WHAT THE TASK REQUIRES
What lines of the listing below contain the word "timestamp"? Copy each of them out.
------------------------------
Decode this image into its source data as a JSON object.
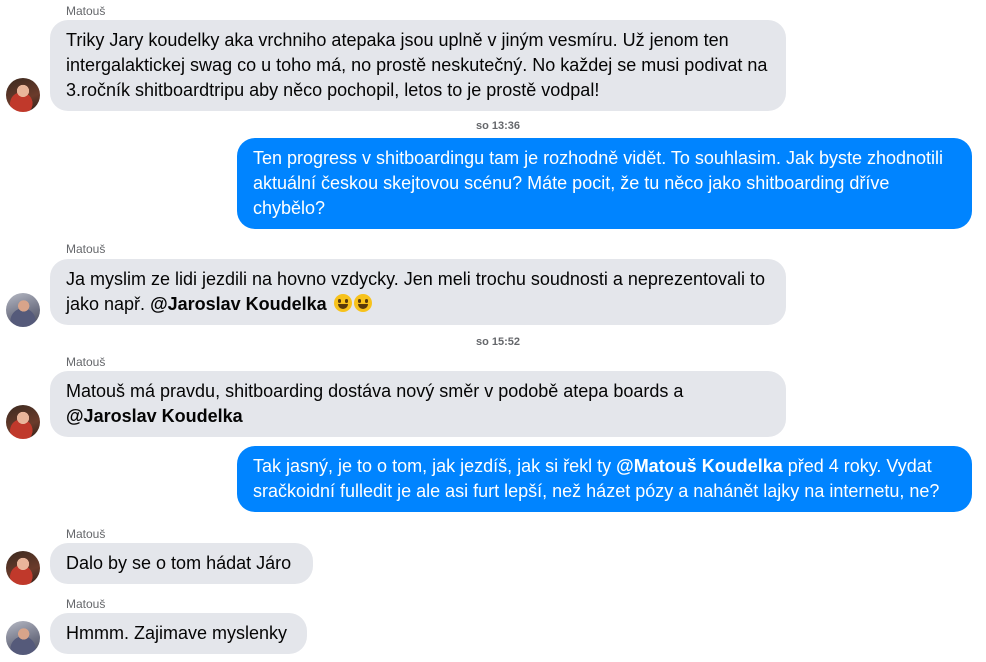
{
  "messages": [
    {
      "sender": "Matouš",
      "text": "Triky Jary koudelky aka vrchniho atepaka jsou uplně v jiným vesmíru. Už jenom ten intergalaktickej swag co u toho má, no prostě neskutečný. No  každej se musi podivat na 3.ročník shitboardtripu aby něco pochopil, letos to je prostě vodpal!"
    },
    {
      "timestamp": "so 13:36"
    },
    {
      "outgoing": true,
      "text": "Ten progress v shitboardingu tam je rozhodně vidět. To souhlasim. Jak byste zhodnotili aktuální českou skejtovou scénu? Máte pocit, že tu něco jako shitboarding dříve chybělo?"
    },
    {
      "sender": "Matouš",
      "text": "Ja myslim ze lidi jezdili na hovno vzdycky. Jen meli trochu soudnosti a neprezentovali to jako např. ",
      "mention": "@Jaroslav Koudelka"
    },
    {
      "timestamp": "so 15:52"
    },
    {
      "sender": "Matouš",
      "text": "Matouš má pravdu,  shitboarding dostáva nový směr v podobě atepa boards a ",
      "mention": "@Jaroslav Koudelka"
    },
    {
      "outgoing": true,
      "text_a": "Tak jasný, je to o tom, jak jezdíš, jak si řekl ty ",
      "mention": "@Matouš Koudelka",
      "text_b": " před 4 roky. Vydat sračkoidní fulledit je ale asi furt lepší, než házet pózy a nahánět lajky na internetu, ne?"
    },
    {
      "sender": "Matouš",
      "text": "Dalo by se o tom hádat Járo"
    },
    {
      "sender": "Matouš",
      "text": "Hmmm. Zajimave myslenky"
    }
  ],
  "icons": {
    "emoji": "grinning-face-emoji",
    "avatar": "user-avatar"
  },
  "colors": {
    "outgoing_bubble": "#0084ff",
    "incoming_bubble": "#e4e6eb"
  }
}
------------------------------
COMPLETED EXERCISE
      "timestamp": "so 13:36"
      "timestamp": "so 15:52"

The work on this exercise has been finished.